Both retreated to their respective benches, awaiting the referees' ruling on the incident, but once Dooling learned of his flagrant foul and ejection, he bolted through the KeyArena concourse toward the Sonics locker room to allegedly meet up with Allen in the hall. He was again restrained, this time by two police officers and Sonics personnel, yet once Allen entered the hallway, Dooling started shouting expletives at the five-time All-Star and had to be pushed back toward the visitor's locker room.
Allen didn't stay after the game to speak to media, but spoke to Lewis at halftime.
"He got hit three or four times and then when [Dooling] pushed him to the floor, he kind of stood over him, so Ray said that was when he was pissed," said Lewis, who had already scored 12 points to help the Sonics build a 33-24 lead when the incident occurred. "You can only get hit so many times, and with the ref not making the call, he had to make his own call."
Dooling did egg on Allen throughout his brief 3 minutes, 44 seconds of first-half action. Dooling helped rip the ball away from Allen, leaving the Sonics guard sprawled on the court in a no-call turnover. Then Dooling popped Allen in the jaw after a rebound, busting his lip, but again there was no call. Allen just gave a disgusted look before passing the ball upcourt.
Finally, on a screen cut, Dooling pushed Allen into Sonics forward Damien Wilkins then shoulder-checked Allen to the court, standing over him while Sonics guard Ronald Murray was setting up a play at the top of the key. Allen responded by picking up Dooling and slamming him into the front-row seats and the fight ensued.
Neither player scored a field goal, with Allen scoring only one point on a free throw. He also had four assists in eight minutes played. Dooling registered one steal.
"Ray is a guy I look up to, a guy who has a good reputation," Dooling said after the game. "I'm one of the same kind of guys.

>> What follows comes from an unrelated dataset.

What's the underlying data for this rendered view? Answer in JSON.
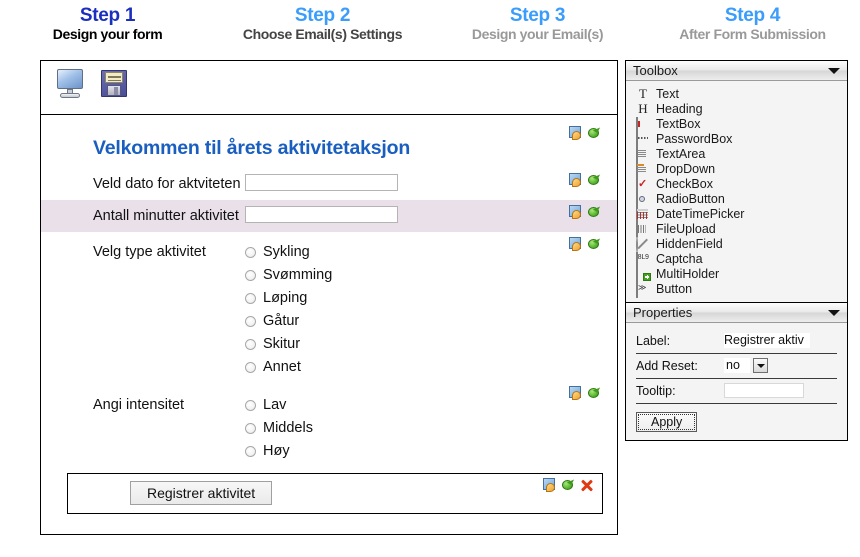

Obviously, if I wouldn't have ever been hit with an [elbow] then I wouldn't have ever retaliated with an elbow ... ya know?"
Allen will most likely be suspended without pay for Friday's game against Miami for throwing closed-fist punches. The penalty will cost him $120,210.36 in salary per game missed, plus $1,000 for the ejection. Dooling likely will receive a similar penalty, his costing him $28,181.82 per game.
"I didn't think it would come to punches," Dooling said. "My paper [salary] ain't long like Ray's, so I definitely didn't want it to come to blows. It was just a mistake on both of our parts. I wish I could take it back."
I'm just saying, here we have one player knocking the other down, standing over him to taunt as play continues, and then bloodying him seperately, all in the course of normal play.
Then there's the main event, the never-pleasant spectacle of your children's heroes swinging fists at each other.
Then there's the follow-up would-be assault, involving the cops even, back in the hallways.
For good measure, you throw in the fact that together they'll be losing more per game in salary than four or five typical American families, combined, make in a year.
On top of all that, there's the news from Dooling that he and Ray Allen are both good guys. And in the context of the NBA, that's certainly true.
And finally, the big story of the game has nothing to do with all that--instead the lead is that Rashard Lewis scored 45.
Me? I'm a sports fan. I'm used to all this, and none of it really bothers me. I care more about who wins than all the circus sideshow stuff. But just for a second, I think I might be able to see things from the point of view of someone who isn't a sports fan, and it's not hard to see that there are some things about this that are a little hard to like.